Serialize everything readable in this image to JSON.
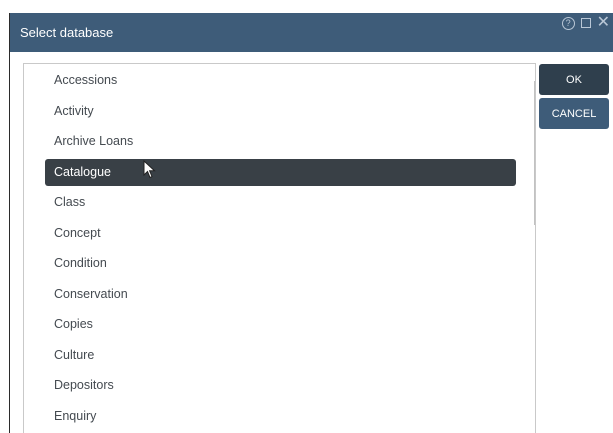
{
  "window": {
    "title": "Select database",
    "controls": [
      "help-icon",
      "maximize-icon",
      "close-icon"
    ]
  },
  "list": {
    "items": [
      {
        "label": "Accessions",
        "selected": false
      },
      {
        "label": "Activity",
        "selected": false
      },
      {
        "label": "Archive Loans",
        "selected": false
      },
      {
        "label": "Catalogue",
        "selected": true
      },
      {
        "label": "Class",
        "selected": false
      },
      {
        "label": "Concept",
        "selected": false
      },
      {
        "label": "Condition",
        "selected": false
      },
      {
        "label": "Conservation",
        "selected": false
      },
      {
        "label": "Copies",
        "selected": false
      },
      {
        "label": "Culture",
        "selected": false
      },
      {
        "label": "Depositors",
        "selected": false
      },
      {
        "label": "Enquiry",
        "selected": false
      }
    ]
  },
  "buttons": {
    "ok_label": "OK",
    "cancel_label": "CANCEL"
  },
  "colors": {
    "titlebar": "#3e5c79",
    "selected_row": "#394046",
    "ok_button": "#2f3f4d",
    "cancel_button": "#3e5c79"
  }
}
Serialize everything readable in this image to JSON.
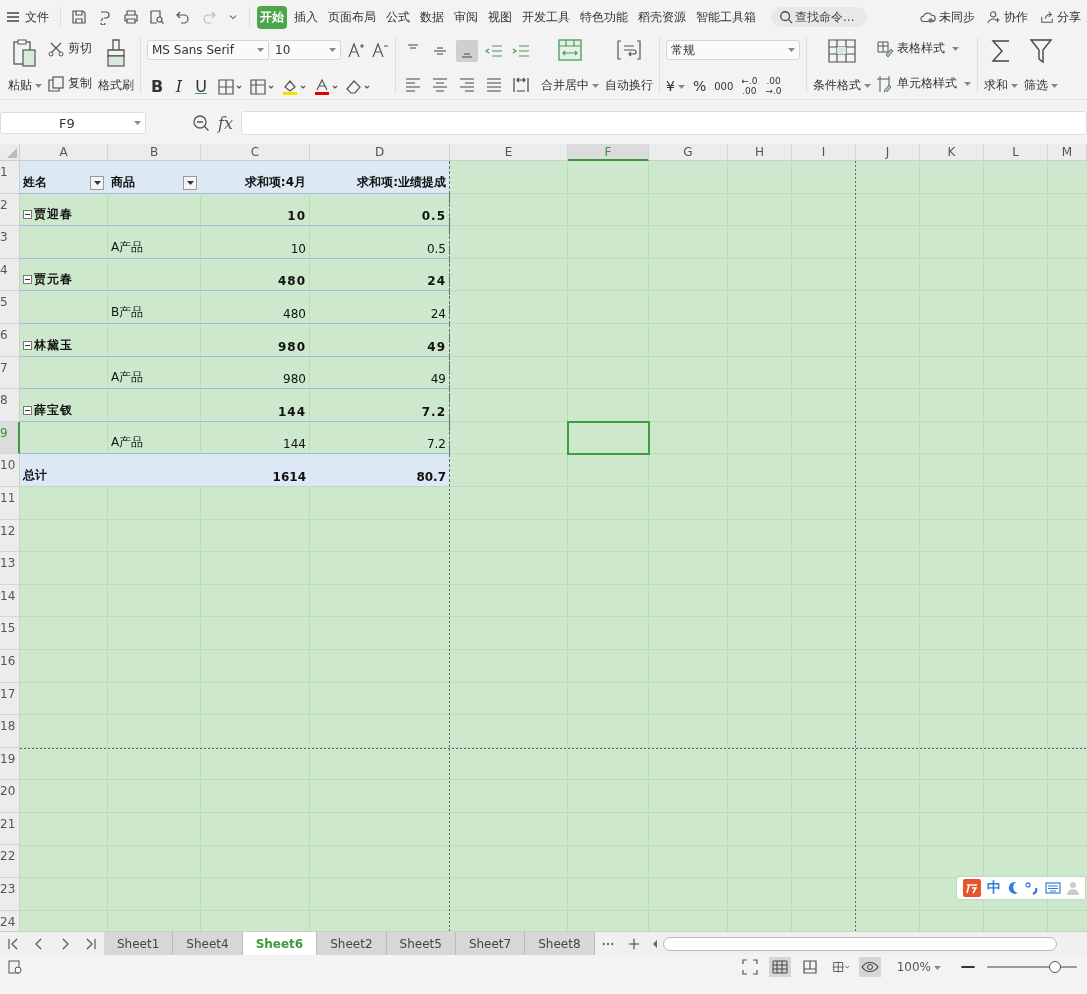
{
  "menu": {
    "file": "文件",
    "tabs": [
      {
        "label": "开始",
        "selected": true
      },
      {
        "label": "插入",
        "selected": false
      },
      {
        "label": "页面布局",
        "selected": false
      },
      {
        "label": "公式",
        "selected": false
      },
      {
        "label": "数据",
        "selected": false
      },
      {
        "label": "审阅",
        "selected": false
      },
      {
        "label": "视图",
        "selected": false
      },
      {
        "label": "开发工具",
        "selected": false
      },
      {
        "label": "特色功能",
        "selected": false
      },
      {
        "label": "稻壳资源",
        "selected": false
      },
      {
        "label": "智能工具箱",
        "selected": false
      }
    ],
    "search": {
      "placeholder": "查找命令..."
    },
    "sync": "未同步",
    "collab": "协作",
    "share": "分享"
  },
  "ribbon": {
    "paste": "粘贴",
    "cut": "剪切",
    "copy": "复制",
    "format_painter": "格式刷",
    "font": "MS Sans Serif",
    "font_size": "10",
    "bold": "B",
    "italic": "I",
    "underline": "U",
    "vertical_align": [
      {
        "selected": false
      },
      {
        "selected": false
      },
      {
        "selected": true
      }
    ],
    "merge": "合并居中",
    "wrap": "自动换行",
    "number_format": "常规",
    "currency": "¥",
    "percent": "%",
    "thousands": "000",
    "increase_decimal": {
      "top": "←.0",
      "bottom": ".00"
    },
    "decrease_decimal": {
      "top": ".00",
      "bottom": "→.0"
    },
    "conditional": "条件格式",
    "table_style": "表格样式",
    "cell_style": "单元格样式",
    "sum": "求和",
    "filter": "筛选"
  },
  "formula_bar": {
    "name_box": "F9",
    "fx": "fx"
  },
  "sheet": {
    "columns": [
      {
        "label": "A",
        "selected": false
      },
      {
        "label": "B",
        "selected": false
      },
      {
        "label": "C",
        "selected": false
      },
      {
        "label": "D",
        "selected": false
      },
      {
        "label": "E",
        "selected": false
      },
      {
        "label": "F",
        "selected": true
      },
      {
        "label": "G",
        "selected": false
      },
      {
        "label": "H",
        "selected": false
      },
      {
        "label": "I",
        "selected": false
      },
      {
        "label": "J",
        "selected": false
      },
      {
        "label": "K",
        "selected": false
      },
      {
        "label": "L",
        "selected": false
      },
      {
        "label": "M",
        "selected": false
      }
    ],
    "row_numbers": [
      {
        "label": "1",
        "selected": false
      },
      {
        "label": "2",
        "selected": false
      },
      {
        "label": "3",
        "selected": false
      },
      {
        "label": "4",
        "selected": false
      },
      {
        "label": "5",
        "selected": false
      },
      {
        "label": "6",
        "selected": false
      },
      {
        "label": "7",
        "selected": false
      },
      {
        "label": "8",
        "selected": false
      },
      {
        "label": "9",
        "selected": true
      },
      {
        "label": "10",
        "selected": false
      },
      {
        "label": "11",
        "selected": false
      },
      {
        "label": "12",
        "selected": false
      },
      {
        "label": "13",
        "selected": false
      },
      {
        "label": "14",
        "selected": false
      },
      {
        "label": "15",
        "selected": false
      },
      {
        "label": "16",
        "selected": false
      },
      {
        "label": "17",
        "selected": false
      },
      {
        "label": "18",
        "selected": false
      },
      {
        "label": "19",
        "selected": false
      },
      {
        "label": "20",
        "selected": false
      },
      {
        "label": "21",
        "selected": false
      },
      {
        "label": "22",
        "selected": false
      },
      {
        "label": "23",
        "selected": false
      },
      {
        "label": "24",
        "selected": false
      }
    ],
    "pivot_rows": [
      {
        "kind": "header",
        "cells": [
          {
            "text": "姓名",
            "dropdown": true
          },
          {
            "text": "商品",
            "dropdown": true
          },
          {
            "text": "求和项:4月",
            "dropdown": false
          },
          {
            "text": "求和项:业绩提成",
            "dropdown": false
          }
        ]
      },
      {
        "kind": "group",
        "expanded": true,
        "cells": [
          "贾迎春",
          "",
          "10",
          "0.5"
        ]
      },
      {
        "kind": "item",
        "cells": [
          "",
          "A产品",
          "10",
          "0.5"
        ]
      },
      {
        "kind": "group",
        "expanded": true,
        "cells": [
          "贾元春",
          "",
          "480",
          "24"
        ]
      },
      {
        "kind": "item",
        "cells": [
          "",
          "B产品",
          "480",
          "24"
        ]
      },
      {
        "kind": "group",
        "expanded": true,
        "cells": [
          "林黛玉",
          "",
          "980",
          "49"
        ]
      },
      {
        "kind": "item",
        "cells": [
          "",
          "A产品",
          "980",
          "49"
        ]
      },
      {
        "kind": "group",
        "expanded": true,
        "cells": [
          "薛宝钗",
          "",
          "144",
          "7.2"
        ]
      },
      {
        "kind": "item",
        "cells": [
          "",
          "A产品",
          "144",
          "7.2"
        ]
      },
      {
        "kind": "total",
        "cells": [
          "总计",
          "",
          "1614",
          "80.7"
        ]
      }
    ]
  },
  "sheet_tabs": [
    {
      "label": "Sheet1",
      "selected": false
    },
    {
      "label": "Sheet4",
      "selected": false
    },
    {
      "label": "Sheet6",
      "selected": true
    },
    {
      "label": "Sheet2",
      "selected": false
    },
    {
      "label": "Sheet5",
      "selected": false
    },
    {
      "label": "Sheet7",
      "selected": false
    },
    {
      "label": "Sheet8",
      "selected": false
    }
  ],
  "status": {
    "zoom": "100%",
    "zoom_slider": {
      "level": 0.75
    }
  },
  "ime": {
    "mode": "中"
  }
}
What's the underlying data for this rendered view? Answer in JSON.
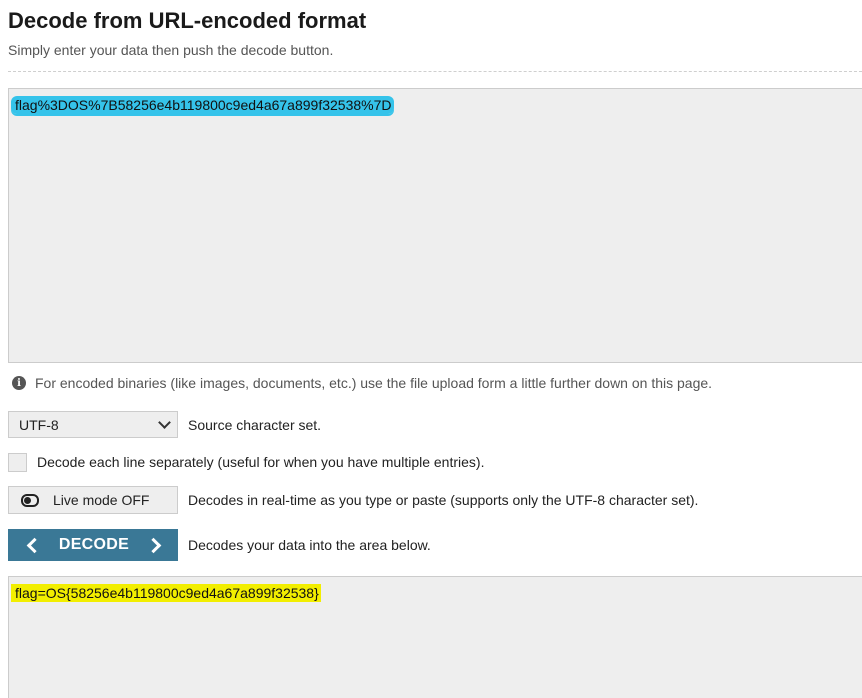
{
  "header": {
    "title": "Decode from URL-encoded format",
    "subtitle": "Simply enter your data then push the decode button."
  },
  "input": {
    "value": "flag%3DOS%7B58256e4b119800c9ed4a67a899f32538%7D",
    "highlight_color": "#35c3ea"
  },
  "info": {
    "icon": "info-circle-icon",
    "text": "For encoded binaries (like images, documents, etc.) use the file upload form a little further down on this page."
  },
  "options": {
    "charset": {
      "selected": "UTF-8",
      "label": "Source character set."
    },
    "each_line": {
      "checked": false,
      "label": "Decode each line separately (useful for when you have multiple entries)."
    },
    "live_mode": {
      "button_label": "Live mode OFF",
      "icon": "toggle-off-icon",
      "description": "Decodes in real-time as you type or paste (supports only the UTF-8 character set)."
    }
  },
  "decode": {
    "button_label": "DECODE",
    "description": "Decodes your data into the area below.",
    "button_color": "#3a7896"
  },
  "output": {
    "value": "flag=OS{58256e4b119800c9ed4a67a899f32538}",
    "highlight_color": "#f2ee00"
  }
}
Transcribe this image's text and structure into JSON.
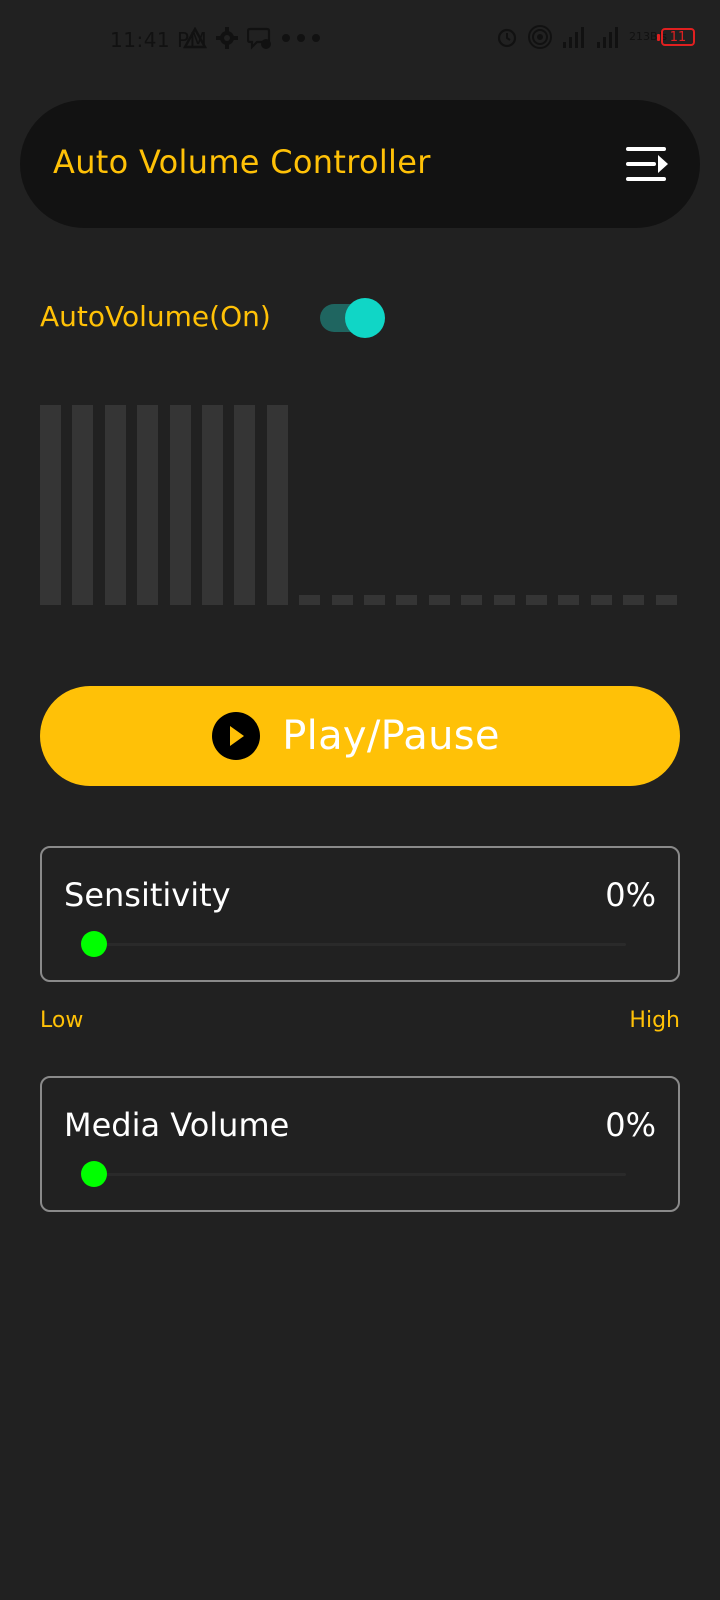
{
  "status_bar": {
    "time": "11:41 PM",
    "net_speed_value": "213",
    "net_speed_unit": "B/s",
    "network_type": "4G",
    "battery_level": "11",
    "battery_color": "#e02020",
    "icons": [
      "warning-triangle-icon",
      "gear-icon",
      "message-bubble-icon",
      "more-dots-icon",
      "alarm-icon",
      "hotspot-icon",
      "signal-4g-icon",
      "signal-icon",
      "battery-icon"
    ]
  },
  "header": {
    "title": "Auto Volume Controller",
    "menu_icon": "menu-icon"
  },
  "auto_volume": {
    "label": "AutoVolume(On)",
    "enabled": true
  },
  "level_meter": {
    "active_bars": 8,
    "total_bars": 20
  },
  "player": {
    "button_label": "Play/Pause",
    "icon": "play-icon"
  },
  "sensitivity": {
    "title": "Sensitivity",
    "value": "0%",
    "level": 0,
    "low_label": "Low",
    "high_label": "High"
  },
  "media_volume": {
    "title": "Media Volume",
    "value": "0%",
    "level": 0
  },
  "colors": {
    "background": "#212121",
    "header_bg": "#121212",
    "accent": "#ffc107",
    "toggle_thumb": "#10d6c6",
    "toggle_track": "#1f6560",
    "slider_thumb": "#00ff00",
    "card_border": "#8a8a8a",
    "level_bar": "#353535"
  }
}
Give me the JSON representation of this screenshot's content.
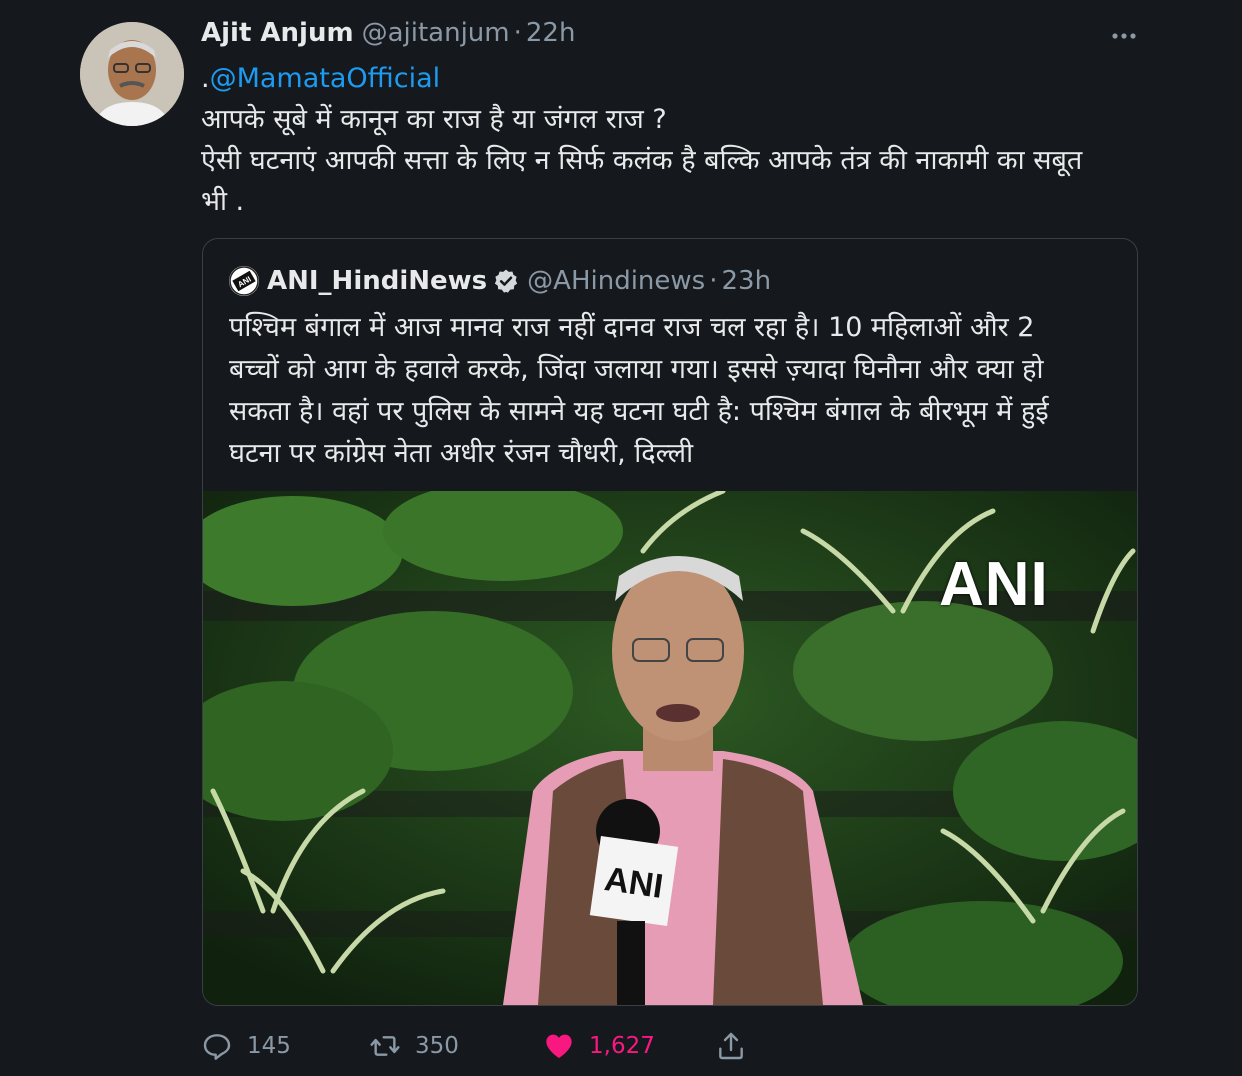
{
  "tweet": {
    "author_name": "Ajit Anjum",
    "author_handle": "@ajitanjum",
    "separator": "·",
    "time": "22h",
    "mention_prefix": ".",
    "mention": "@MamataOfficial",
    "lines": [
      "आपके सूबे में कानून का राज है या जंगल राज ?",
      "ऐसी घटनाएं आपकी सत्ता के लिए न सिर्फ कलंक है बल्कि आपके तंत्र की नाकामी का सबूत",
      "भी ."
    ]
  },
  "quoted": {
    "author_name": "ANI_HindiNews",
    "author_handle": "@AHindinews",
    "separator": "·",
    "time": "23h",
    "lines": [
      "पश्चिम बंगाल में आज मानव राज नहीं दानव राज चल रहा है। 10 महिलाओं और 2",
      "बच्चों को आग के हवाले करके, जिंदा जलाया गया। इससे ज़्यादा घिनौना और क्या हो",
      "सकता है। वहां पर पुलिस के सामने यह घटना घटी है: पश्चिम बंगाल के बीरभूम में हुई",
      "घटना पर कांग्रेस नेता अधीर रंजन चौधरी, दिल्ली"
    ],
    "media_watermark": "ANI",
    "mic_label": "ANI"
  },
  "actions": {
    "reply_count": "145",
    "retweet_count": "350",
    "like_count": "1,627"
  },
  "icons": [
    "more-icon",
    "verified-icon",
    "reply-icon",
    "retweet-icon",
    "like-icon",
    "share-icon"
  ],
  "colors": {
    "background": "#15181c",
    "link": "#1d9bf0",
    "secondary": "#8b98a5",
    "like": "#f91880"
  }
}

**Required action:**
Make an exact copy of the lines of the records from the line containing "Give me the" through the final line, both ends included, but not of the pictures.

**Solution to this exercise:**
Give me the JSON representation of this screenshot's content.
{
  "tweet": {
    "author_name": "Ajit Anjum",
    "author_handle": "@ajitanjum",
    "separator": "·",
    "time": "22h",
    "mention_prefix": ".",
    "mention": "@MamataOfficial",
    "lines": [
      "आपके सूबे में कानून का राज है या जंगल राज ?",
      "ऐसी घटनाएं आपकी सत्ता के लिए न सिर्फ कलंक है बल्कि आपके तंत्र की नाकामी का सबूत",
      "भी ."
    ]
  },
  "quoted": {
    "author_name": "ANI_HindiNews",
    "author_handle": "@AHindinews",
    "separator": "·",
    "time": "23h",
    "lines": [
      "पश्चिम बंगाल में आज मानव राज नहीं दानव राज चल रहा है। 10 महिलाओं और 2",
      "बच्चों को आग के हवाले करके, जिंदा जलाया गया। इससे ज़्यादा घिनौना और क्या हो",
      "सकता है। वहां पर पुलिस के सामने यह घटना घटी है: पश्चिम बंगाल के बीरभूम में हुई",
      "घटना पर कांग्रेस नेता अधीर रंजन चौधरी, दिल्ली"
    ],
    "media_watermark": "ANI",
    "mic_label": "ANI"
  },
  "actions": {
    "reply_count": "145",
    "retweet_count": "350",
    "like_count": "1,627"
  },
  "icons": [
    "more-icon",
    "verified-icon",
    "reply-icon",
    "retweet-icon",
    "like-icon",
    "share-icon"
  ],
  "colors": {
    "background": "#15181c",
    "link": "#1d9bf0",
    "secondary": "#8b98a5",
    "like": "#f91880"
  }
}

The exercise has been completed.